_Listed entries_

-- -- --

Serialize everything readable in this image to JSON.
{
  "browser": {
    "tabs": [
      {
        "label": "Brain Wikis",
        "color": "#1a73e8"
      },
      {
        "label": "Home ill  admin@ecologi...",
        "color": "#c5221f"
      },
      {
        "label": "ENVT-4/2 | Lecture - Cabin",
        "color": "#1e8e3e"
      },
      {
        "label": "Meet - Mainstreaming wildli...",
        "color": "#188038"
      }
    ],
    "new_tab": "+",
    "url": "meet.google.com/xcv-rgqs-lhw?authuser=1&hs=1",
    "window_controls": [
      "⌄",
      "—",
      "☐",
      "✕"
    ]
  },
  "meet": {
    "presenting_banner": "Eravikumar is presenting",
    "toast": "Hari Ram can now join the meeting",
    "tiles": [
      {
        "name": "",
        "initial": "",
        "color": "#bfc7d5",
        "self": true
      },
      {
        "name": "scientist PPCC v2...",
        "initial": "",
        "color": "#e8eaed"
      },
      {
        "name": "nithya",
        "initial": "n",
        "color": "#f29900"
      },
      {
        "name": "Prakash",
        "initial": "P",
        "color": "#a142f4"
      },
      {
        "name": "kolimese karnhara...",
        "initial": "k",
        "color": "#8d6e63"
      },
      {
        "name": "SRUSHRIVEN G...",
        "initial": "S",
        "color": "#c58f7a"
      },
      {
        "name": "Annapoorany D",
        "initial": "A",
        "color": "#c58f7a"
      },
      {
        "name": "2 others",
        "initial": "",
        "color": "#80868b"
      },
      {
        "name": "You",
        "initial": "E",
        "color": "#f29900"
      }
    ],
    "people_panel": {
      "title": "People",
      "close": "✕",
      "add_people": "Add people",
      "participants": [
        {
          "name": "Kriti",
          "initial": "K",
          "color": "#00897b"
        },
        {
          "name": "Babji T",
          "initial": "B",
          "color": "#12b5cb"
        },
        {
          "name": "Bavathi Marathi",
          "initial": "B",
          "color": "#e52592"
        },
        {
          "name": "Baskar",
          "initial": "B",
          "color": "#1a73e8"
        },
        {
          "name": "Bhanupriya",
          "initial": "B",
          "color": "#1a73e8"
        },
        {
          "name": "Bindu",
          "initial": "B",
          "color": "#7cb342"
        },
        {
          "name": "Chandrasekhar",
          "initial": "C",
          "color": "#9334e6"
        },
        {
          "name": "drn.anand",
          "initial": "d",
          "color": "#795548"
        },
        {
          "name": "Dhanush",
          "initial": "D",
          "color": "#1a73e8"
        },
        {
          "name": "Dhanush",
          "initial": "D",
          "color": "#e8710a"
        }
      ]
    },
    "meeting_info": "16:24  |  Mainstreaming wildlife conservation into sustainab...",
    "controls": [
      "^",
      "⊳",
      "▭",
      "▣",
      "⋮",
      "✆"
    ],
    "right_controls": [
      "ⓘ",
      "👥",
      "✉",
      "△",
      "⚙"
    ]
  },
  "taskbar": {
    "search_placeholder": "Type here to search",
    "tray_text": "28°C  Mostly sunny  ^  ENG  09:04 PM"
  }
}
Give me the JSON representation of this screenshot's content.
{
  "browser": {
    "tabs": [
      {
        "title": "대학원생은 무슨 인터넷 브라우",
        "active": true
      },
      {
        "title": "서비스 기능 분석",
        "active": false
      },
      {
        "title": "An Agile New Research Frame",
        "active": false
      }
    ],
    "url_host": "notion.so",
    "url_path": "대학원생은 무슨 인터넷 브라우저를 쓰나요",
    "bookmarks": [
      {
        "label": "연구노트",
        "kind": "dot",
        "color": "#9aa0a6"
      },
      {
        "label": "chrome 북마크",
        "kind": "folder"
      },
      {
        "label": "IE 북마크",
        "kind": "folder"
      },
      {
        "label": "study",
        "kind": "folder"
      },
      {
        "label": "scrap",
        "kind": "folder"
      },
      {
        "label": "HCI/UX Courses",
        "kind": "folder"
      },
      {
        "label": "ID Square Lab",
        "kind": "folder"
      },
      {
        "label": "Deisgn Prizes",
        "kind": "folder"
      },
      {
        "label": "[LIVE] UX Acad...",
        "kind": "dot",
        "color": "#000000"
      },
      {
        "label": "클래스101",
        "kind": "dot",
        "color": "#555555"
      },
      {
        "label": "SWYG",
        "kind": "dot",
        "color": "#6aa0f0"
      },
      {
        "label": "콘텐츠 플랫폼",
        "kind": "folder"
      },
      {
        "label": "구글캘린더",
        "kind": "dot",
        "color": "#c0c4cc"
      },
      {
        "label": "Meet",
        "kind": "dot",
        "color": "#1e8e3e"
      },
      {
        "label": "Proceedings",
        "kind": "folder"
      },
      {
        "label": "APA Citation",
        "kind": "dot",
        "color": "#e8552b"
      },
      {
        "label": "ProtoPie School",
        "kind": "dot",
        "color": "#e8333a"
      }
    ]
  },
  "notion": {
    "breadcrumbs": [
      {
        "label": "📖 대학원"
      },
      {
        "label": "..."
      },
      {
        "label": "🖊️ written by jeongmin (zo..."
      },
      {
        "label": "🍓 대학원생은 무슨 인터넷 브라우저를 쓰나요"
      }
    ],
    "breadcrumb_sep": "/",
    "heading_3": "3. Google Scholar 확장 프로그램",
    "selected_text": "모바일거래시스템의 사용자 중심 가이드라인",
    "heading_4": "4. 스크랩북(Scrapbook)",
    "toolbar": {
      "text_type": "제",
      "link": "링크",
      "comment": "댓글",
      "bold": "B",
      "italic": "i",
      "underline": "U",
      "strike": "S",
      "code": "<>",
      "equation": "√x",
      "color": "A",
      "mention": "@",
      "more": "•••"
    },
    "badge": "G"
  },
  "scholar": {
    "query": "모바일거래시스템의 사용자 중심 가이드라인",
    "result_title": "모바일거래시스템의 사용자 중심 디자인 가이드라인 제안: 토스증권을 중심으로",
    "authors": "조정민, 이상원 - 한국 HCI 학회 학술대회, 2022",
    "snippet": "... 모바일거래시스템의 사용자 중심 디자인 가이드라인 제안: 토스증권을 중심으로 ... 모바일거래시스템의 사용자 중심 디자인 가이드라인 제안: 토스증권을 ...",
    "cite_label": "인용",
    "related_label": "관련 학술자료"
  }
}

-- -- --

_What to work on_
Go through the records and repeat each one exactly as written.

_The completed task_
Serialize everything readable in this image to JSON.
{
  "browser": {
    "tabs": [
      {
        "label": "Brain Wikis",
        "color": "#1a73e8"
      },
      {
        "label": "Home ill  admin@ecologi...",
        "color": "#c5221f"
      },
      {
        "label": "ENVT-4/2 | Lecture - Cabin",
        "color": "#1e8e3e"
      },
      {
        "label": "Meet - Mainstreaming wildli...",
        "color": "#188038"
      }
    ],
    "new_tab": "+",
    "url": "meet.google.com/xcv-rgqs-lhw?authuser=1&hs=1",
    "window_controls": [
      "⌄",
      "—",
      "☐",
      "✕"
    ]
  },
  "meet": {
    "presenting_banner": "Eravikumar is presenting",
    "toast": "Hari Ram can now join the meeting",
    "tiles": [
      {
        "name": "",
        "initial": "",
        "color": "#bfc7d5",
        "self": true
      },
      {
        "name": "scientist PPCC v2...",
        "initial": "",
        "color": "#e8eaed"
      },
      {
        "name": "nithya",
        "initial": "n",
        "color": "#f29900"
      },
      {
        "name": "Prakash",
        "initial": "P",
        "color": "#a142f4"
      },
      {
        "name": "kolimese karnhara...",
        "initial": "k",
        "color": "#8d6e63"
      },
      {
        "name": "SRUSHRIVEN G...",
        "initial": "S",
        "color": "#c58f7a"
      },
      {
        "name": "Annapoorany D",
        "initial": "A",
        "color": "#c58f7a"
      },
      {
        "name": "2 others",
        "initial": "",
        "color": "#80868b"
      },
      {
        "name": "You",
        "initial": "E",
        "color": "#f29900"
      }
    ],
    "people_panel": {
      "title": "People",
      "close": "✕",
      "add_people": "Add people",
      "participants": [
        {
          "name": "Kriti",
          "initial": "K",
          "color": "#00897b"
        },
        {
          "name": "Babji T",
          "initial": "B",
          "color": "#12b5cb"
        },
        {
          "name": "Bavathi Marathi",
          "initial": "B",
          "color": "#e52592"
        },
        {
          "name": "Baskar",
          "initial": "B",
          "color": "#1a73e8"
        },
        {
          "name": "Bhanupriya",
          "initial": "B",
          "color": "#1a73e8"
        },
        {
          "name": "Bindu",
          "initial": "B",
          "color": "#7cb342"
        },
        {
          "name": "Chandrasekhar",
          "initial": "C",
          "color": "#9334e6"
        },
        {
          "name": "drn.anand",
          "initial": "d",
          "color": "#795548"
        },
        {
          "name": "Dhanush",
          "initial": "D",
          "color": "#1a73e8"
        },
        {
          "name": "Dhanush",
          "initial": "D",
          "color": "#e8710a"
        }
      ]
    },
    "meeting_info": "16:24  |  Mainstreaming wildlife conservation into sustainab...",
    "controls": [
      "^",
      "⊳",
      "▭",
      "▣",
      "⋮",
      "✆"
    ],
    "right_controls": [
      "ⓘ",
      "👥",
      "✉",
      "△",
      "⚙"
    ]
  },
  "taskbar": {
    "search_placeholder": "Type here to search",
    "tray_text": "28°C  Mostly sunny  ^  ENG  09:04 PM"
  }
}
Give me the JSON representation of this screenshot's content.
{
  "browser": {
    "tabs": [
      {
        "title": "대학원생은 무슨 인터넷 브라우",
        "active": true
      },
      {
        "title": "서비스 기능 분석",
        "active": false
      },
      {
        "title": "An Agile New Research Frame",
        "active": false
      }
    ],
    "url_host": "notion.so",
    "url_path": "대학원생은 무슨 인터넷 브라우저를 쓰나요",
    "bookmarks": [
      {
        "label": "연구노트",
        "kind": "dot",
        "color": "#9aa0a6"
      },
      {
        "label": "chrome 북마크",
        "kind": "folder"
      },
      {
        "label": "IE 북마크",
        "kind": "folder"
      },
      {
        "label": "study",
        "kind": "folder"
      },
      {
        "label": "scrap",
        "kind": "folder"
      },
      {
        "label": "HCI/UX Courses",
        "kind": "folder"
      },
      {
        "label": "ID Square Lab",
        "kind": "folder"
      },
      {
        "label": "Deisgn Prizes",
        "kind": "folder"
      },
      {
        "label": "[LIVE] UX Acad...",
        "kind": "dot",
        "color": "#000000"
      },
      {
        "label": "클래스101",
        "kind": "dot",
        "color": "#555555"
      },
      {
        "label": "SWYG",
        "kind": "dot",
        "color": "#6aa0f0"
      },
      {
        "label": "콘텐츠 플랫폼",
        "kind": "folder"
      },
      {
        "label": "구글캘린더",
        "kind": "dot",
        "color": "#c0c4cc"
      },
      {
        "label": "Meet",
        "kind": "dot",
        "color": "#1e8e3e"
      },
      {
        "label": "Proceedings",
        "kind": "folder"
      },
      {
        "label": "APA Citation",
        "kind": "dot",
        "color": "#e8552b"
      },
      {
        "label": "ProtoPie School",
        "kind": "dot",
        "color": "#e8333a"
      }
    ]
  },
  "notion": {
    "breadcrumbs": [
      {
        "label": "📖 대학원"
      },
      {
        "label": "..."
      },
      {
        "label": "🖊️ written by jeongmin (zo..."
      },
      {
        "label": "🍓 대학원생은 무슨 인터넷 브라우저를 쓰나요"
      }
    ],
    "breadcrumb_sep": "/",
    "heading_3": "3. Google Scholar 확장 프로그램",
    "selected_text": "모바일거래시스템의 사용자 중심 가이드라인",
    "heading_4": "4. 스크랩북(Scrapbook)",
    "toolbar": {
      "text_type": "제",
      "link": "링크",
      "comment": "댓글",
      "bold": "B",
      "italic": "i",
      "underline": "U",
      "strike": "S",
      "code": "<>",
      "equation": "√x",
      "color": "A",
      "mention": "@",
      "more": "•••"
    },
    "badge": "G"
  },
  "scholar": {
    "query": "모바일거래시스템의 사용자 중심 가이드라인",
    "result_title": "모바일거래시스템의 사용자 중심 디자인 가이드라인 제안: 토스증권을 중심으로",
    "authors": "조정민, 이상원 - 한국 HCI 학회 학술대회, 2022",
    "snippet": "... 모바일거래시스템의 사용자 중심 디자인 가이드라인 제안: 토스증권을 중심으로 ... 모바일거래시스템의 사용자 중심 디자인 가이드라인 제안: 토스증권을 ...",
    "cite_label": "인용",
    "related_label": "관련 학술자료"
  }
}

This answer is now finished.